- A financial windfall is a large amount of money that an individual or business comes into unexpectedly.
- Sources of windfall gains include inheritance, bonuses, investment returns, winnings and more.
- A financial windfall can be used in many ways, including spending and saving. Working with a financial professional can help you make the right financial planning decisions.
Windfalls are unexpected financial gains that many people experience at least once in their life. There are many different types of windfalls, such as a holiday bonus, an inheritance or a winning lottery ticket. As well as the source of the financial windfall, the amount of money in a windfall varies. The ways people use windfall gains vary, too.
If you receive a windfall, you’ll want to know the financial windfall meaning, examples of windfall gains and how to manage coming into an unexpected amount of money.
Financial windfall meaning
What is a windfall? Also referred to as a windfall profit or windfall money, this is an often unexpected, one-time financial gain.
Windfalls often happen to individuals, but companies, organizations or other entities may experience windfall gains from market changes, price spikes, shortages and other events. For instance, if demand surges for a business’s product or service, the company can experience unexpected windfall gains. Similarly, if an organization receives a large, unanticipated donation, it also would be considered a financial windfall.
How much money is considered a windfall?
No set amount of money constitutes a windfall, and the financial windfall meaning can vary among individuals and organizations. A windfall profit represents any unexpected large spike in income, meaning it could be $1,000 or even an amount in the millions.

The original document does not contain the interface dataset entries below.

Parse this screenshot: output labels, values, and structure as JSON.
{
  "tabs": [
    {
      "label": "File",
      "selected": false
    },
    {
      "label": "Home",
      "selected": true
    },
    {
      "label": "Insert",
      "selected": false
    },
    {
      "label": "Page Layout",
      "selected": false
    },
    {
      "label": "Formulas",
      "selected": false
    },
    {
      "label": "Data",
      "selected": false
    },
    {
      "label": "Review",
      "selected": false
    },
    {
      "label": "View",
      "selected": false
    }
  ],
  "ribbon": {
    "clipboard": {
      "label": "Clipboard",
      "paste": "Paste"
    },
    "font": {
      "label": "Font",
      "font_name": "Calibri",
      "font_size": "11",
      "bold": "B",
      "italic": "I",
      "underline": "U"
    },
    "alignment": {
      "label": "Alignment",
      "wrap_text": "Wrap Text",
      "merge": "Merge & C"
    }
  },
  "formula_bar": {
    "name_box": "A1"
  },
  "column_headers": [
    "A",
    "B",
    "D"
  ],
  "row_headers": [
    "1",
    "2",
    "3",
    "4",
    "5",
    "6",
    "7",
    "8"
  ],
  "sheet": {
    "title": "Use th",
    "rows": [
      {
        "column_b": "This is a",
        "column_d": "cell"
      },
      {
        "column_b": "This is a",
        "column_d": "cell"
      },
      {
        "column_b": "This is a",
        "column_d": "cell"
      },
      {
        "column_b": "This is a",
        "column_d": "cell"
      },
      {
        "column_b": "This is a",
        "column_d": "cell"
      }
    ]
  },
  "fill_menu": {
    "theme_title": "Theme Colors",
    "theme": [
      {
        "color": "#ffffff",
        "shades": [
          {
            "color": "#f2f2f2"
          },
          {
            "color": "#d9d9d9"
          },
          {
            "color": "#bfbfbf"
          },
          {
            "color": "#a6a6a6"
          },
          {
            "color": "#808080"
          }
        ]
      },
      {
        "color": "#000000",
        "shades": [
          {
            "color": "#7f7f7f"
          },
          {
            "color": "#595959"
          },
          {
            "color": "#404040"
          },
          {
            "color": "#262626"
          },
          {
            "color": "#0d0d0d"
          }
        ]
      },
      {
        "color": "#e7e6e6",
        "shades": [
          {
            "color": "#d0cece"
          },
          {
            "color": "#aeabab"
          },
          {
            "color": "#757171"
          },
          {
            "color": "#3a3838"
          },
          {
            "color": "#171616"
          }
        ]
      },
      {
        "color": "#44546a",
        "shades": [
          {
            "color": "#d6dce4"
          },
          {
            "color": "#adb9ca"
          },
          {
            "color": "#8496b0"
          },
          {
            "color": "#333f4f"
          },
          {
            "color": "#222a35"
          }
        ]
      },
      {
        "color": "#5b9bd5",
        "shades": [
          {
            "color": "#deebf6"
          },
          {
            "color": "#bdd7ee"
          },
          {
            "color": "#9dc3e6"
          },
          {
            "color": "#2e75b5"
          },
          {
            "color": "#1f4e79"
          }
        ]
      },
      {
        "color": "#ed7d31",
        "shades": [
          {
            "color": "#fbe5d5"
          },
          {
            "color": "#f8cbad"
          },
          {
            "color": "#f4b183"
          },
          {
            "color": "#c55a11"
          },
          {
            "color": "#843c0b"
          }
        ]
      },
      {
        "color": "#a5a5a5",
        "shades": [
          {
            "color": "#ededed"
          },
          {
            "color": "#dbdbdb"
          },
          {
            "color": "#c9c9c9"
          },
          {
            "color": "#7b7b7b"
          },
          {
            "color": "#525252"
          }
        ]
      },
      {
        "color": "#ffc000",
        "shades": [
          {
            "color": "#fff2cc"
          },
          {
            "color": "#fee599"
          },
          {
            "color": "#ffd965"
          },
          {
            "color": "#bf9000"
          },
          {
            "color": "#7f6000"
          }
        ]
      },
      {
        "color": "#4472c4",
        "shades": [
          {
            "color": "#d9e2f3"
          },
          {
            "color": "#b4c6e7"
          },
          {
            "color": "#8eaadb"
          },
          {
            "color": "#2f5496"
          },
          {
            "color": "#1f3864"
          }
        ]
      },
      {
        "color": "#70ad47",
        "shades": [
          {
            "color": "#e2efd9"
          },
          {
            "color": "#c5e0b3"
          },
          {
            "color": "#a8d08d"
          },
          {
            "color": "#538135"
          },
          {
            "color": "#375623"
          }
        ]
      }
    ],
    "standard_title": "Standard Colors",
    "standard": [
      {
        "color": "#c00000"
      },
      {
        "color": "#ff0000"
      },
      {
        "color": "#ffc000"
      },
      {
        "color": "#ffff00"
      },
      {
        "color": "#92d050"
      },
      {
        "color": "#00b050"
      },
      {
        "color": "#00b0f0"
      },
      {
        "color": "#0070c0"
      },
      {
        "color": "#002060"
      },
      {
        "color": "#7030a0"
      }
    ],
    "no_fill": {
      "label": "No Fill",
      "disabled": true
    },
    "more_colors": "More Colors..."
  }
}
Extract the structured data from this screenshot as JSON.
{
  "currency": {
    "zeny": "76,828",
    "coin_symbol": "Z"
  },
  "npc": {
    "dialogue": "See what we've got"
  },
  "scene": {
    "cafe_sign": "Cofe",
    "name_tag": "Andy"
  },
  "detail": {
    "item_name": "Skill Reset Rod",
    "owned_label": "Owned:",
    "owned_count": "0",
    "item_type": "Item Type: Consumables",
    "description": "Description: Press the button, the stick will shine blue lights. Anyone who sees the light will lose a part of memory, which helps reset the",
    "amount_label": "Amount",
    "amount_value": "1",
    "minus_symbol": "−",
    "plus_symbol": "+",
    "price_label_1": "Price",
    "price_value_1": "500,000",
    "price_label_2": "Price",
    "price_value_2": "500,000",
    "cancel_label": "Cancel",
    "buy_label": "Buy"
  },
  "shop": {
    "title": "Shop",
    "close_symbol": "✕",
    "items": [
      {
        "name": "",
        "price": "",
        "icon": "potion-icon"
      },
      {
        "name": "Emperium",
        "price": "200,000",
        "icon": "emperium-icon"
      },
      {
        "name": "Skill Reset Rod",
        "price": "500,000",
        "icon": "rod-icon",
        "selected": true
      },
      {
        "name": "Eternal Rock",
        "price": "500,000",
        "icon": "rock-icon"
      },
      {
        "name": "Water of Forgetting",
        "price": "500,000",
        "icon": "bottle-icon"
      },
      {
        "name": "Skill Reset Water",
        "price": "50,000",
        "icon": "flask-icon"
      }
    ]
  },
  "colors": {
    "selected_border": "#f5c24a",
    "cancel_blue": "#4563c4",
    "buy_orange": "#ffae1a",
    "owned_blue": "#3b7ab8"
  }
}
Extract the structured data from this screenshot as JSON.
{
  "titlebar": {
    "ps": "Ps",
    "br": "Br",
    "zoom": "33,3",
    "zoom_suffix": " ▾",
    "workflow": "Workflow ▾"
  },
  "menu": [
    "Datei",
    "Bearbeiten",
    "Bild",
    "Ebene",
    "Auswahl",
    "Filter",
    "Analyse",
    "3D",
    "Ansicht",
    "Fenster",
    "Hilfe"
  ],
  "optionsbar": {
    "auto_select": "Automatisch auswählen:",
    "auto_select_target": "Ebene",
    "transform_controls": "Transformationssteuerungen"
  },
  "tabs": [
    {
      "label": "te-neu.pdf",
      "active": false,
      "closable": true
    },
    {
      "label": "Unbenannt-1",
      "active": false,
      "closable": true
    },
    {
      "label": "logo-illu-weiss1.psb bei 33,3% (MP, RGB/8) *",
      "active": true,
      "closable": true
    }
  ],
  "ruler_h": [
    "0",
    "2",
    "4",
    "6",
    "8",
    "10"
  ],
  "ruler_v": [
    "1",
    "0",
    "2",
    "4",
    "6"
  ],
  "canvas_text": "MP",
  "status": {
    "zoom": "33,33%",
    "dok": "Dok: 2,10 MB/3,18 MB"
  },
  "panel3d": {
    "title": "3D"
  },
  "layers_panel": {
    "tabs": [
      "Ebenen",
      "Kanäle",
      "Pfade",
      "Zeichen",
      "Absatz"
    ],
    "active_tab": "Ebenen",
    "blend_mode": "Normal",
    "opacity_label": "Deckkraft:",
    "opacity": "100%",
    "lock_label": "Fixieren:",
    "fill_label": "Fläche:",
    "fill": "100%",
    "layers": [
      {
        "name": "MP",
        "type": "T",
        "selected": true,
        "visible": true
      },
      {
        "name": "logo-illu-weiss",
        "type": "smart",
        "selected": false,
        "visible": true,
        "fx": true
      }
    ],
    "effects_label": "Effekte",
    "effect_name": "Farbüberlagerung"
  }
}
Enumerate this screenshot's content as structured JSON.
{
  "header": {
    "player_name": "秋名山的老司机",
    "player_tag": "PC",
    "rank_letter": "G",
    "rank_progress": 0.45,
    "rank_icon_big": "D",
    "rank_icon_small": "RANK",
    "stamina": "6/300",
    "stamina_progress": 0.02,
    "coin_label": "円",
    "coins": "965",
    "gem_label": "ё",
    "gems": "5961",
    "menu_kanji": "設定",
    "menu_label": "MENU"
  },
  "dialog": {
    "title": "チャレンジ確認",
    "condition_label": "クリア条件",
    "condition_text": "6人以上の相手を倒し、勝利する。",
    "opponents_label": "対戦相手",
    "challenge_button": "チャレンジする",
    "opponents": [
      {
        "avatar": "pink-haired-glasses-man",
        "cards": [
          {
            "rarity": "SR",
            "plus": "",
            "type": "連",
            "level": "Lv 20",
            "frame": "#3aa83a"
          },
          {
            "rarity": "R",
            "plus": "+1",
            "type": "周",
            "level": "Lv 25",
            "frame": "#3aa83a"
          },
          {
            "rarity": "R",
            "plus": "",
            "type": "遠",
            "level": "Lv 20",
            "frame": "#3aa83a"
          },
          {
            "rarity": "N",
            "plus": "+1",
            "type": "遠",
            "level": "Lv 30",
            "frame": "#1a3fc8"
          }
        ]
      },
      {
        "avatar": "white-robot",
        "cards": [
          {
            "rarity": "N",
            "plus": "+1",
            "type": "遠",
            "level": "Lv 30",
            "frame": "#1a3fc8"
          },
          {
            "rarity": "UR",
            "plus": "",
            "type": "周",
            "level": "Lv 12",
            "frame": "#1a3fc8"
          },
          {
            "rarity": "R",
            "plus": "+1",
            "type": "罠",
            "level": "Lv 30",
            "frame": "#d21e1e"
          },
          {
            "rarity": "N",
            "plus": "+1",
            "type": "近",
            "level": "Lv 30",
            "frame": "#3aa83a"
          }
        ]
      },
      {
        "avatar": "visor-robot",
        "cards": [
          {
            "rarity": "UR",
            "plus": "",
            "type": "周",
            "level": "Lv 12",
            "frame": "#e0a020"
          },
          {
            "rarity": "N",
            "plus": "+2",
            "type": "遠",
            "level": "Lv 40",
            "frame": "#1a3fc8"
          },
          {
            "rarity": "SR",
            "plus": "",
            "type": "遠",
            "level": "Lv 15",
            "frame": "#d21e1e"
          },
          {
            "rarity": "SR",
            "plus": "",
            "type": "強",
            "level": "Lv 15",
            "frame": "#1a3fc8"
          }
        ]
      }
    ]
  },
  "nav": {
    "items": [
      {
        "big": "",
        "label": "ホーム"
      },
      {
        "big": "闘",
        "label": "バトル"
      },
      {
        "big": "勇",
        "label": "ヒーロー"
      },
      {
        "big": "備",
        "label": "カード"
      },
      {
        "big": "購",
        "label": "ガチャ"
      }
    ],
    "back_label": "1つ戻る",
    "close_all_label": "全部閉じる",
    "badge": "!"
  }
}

As you may expect, as these amounts constitute such a large range, what people consider a windfall also varies.
Examples of financial windfalls
There are several different sources of unexpected gains, with some being more common than others. Examples include:
- A surprise $1,000 holiday bonus from work
- A $50,000 jackpot from a winning lottery ticket
- A $1 million inheritance to a beneficiary from the death of a family member
- A $300,000 gain from an unexpected spike in a stock you hold
- A $10,000 donation from a company or private individual
- A $25,000 profit from a surge in product demand
- A $500 prize from winning a competition
- An $8,000 profit from selling an antique
- Windfalls are more common than you may think and affect individuals of all backgrounds and at all income levels.
What to do with a windfall
Coming into a windfall gain is good news that comes with a responsibility to manage the money, too. Because a financial windfall is unexpected, you may not know what to do with the surprise income. Yet, it’s important to manage it well, so you can maximize the gain.
The best way to use a windfall is individualized to you and will vary based on your financial priorities, saving goals, investment opportunities, current financial situation and more. Additionally, those who experience windfalls of particularly large amounts of money may choose to manage them differently than those with smaller windfall profits. Some may want their financial gains to be managed professionally, for instance.
Although people use windfalls differently, you may be familiar with some of the common uses for unexpected financial gains.
Pay off high-interest debt
You can use a financial windfall to pay off debt, including credit cards. Chipping away at these balances can be financially beneficial for several reasons, such as potentially increasing your credit score and giving you increased opportunity to save going forward, especially if you prioritize paying off high-interest debt.
Open an interest-bearing account
A high-interest savings account, money market savings account or other interest-earning bank account can help you securely store your money and earn interest. Since you can withdraw from them as you’d like, you can use these accounts as large emergency funds or rainy day funds, which are important pots of money to have set aside for unexpected expenses.
Invest in your retirement
Even if retirement is not yet on the horizon, putting money into your retirement savings can help you prepare for a comfortable lifestyle once you’re done working. You can make contributions to retirement accounts, including IRAs, Roth IRAs and 401(k)s. Putting windfall gains into retirement accounts early can help grow your savings.
Explore other investment options
You may also want to consider other investment opportunities where you can invest funds for a potential return. These include mutual funds and equities, direct investments, real estate investment, fixed income, annuities, bonds and more. These investments all have different rates of return and risk.
Plan for future expenses
In other cases, you can use your windfall to help you manage large upcoming expenses such as taxes, a home purchase, a car purchase, a renovation and more. Saving parts of a windfall for these expenses can help you avoid debt in the future. Additionally, in some cases, being able to transact in cash can secure you preferable prices.
For education, in particular, you may want to consider a 529 Plan, which is a tax-advantaged savings account for education-related expenditures.
Because of the multiple options available for spending or saving a windfall, you will want to consider an individualized approach in determining how to use the funds, as well as decide whether you’d like to work with a financial planner accordingly.
Seek help managing a windfall
Managing an unexpected influx of a large amount of money can be stressful, but you are not always responsible for handling a windfall on your own. Financial experts can help you make the correct financial planning decisions by looking at your overall financial health, discussing your goals and providing potential options for windfall management.
Seeking help from a professional can make you feel confident in deciding how to maximize the potential of your unexpected earnings.